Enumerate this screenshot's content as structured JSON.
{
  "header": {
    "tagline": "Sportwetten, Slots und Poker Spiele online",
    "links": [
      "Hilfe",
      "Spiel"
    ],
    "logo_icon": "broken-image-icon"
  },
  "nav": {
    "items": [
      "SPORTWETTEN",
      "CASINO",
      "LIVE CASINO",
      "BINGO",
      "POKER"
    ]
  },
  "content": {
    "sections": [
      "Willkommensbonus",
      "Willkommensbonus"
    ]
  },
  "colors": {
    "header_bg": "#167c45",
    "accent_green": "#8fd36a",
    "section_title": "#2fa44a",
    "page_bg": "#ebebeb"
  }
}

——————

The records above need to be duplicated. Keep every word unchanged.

| Output of the task |
Enumerate this screenshot's content as structured JSON.
{
  "header": {
    "tagline": "Sportwetten, Slots und Poker Spiele online",
    "links": [
      "Hilfe",
      "Spiel"
    ],
    "logo_icon": "broken-image-icon"
  },
  "nav": {
    "items": [
      "SPORTWETTEN",
      "CASINO",
      "LIVE CASINO",
      "BINGO",
      "POKER"
    ]
  },
  "content": {
    "sections": [
      "Willkommensbonus",
      "Willkommensbonus"
    ]
  },
  "colors": {
    "header_bg": "#167c45",
    "accent_green": "#8fd36a",
    "section_title": "#2fa44a",
    "page_bg": "#ebebeb"
  }
}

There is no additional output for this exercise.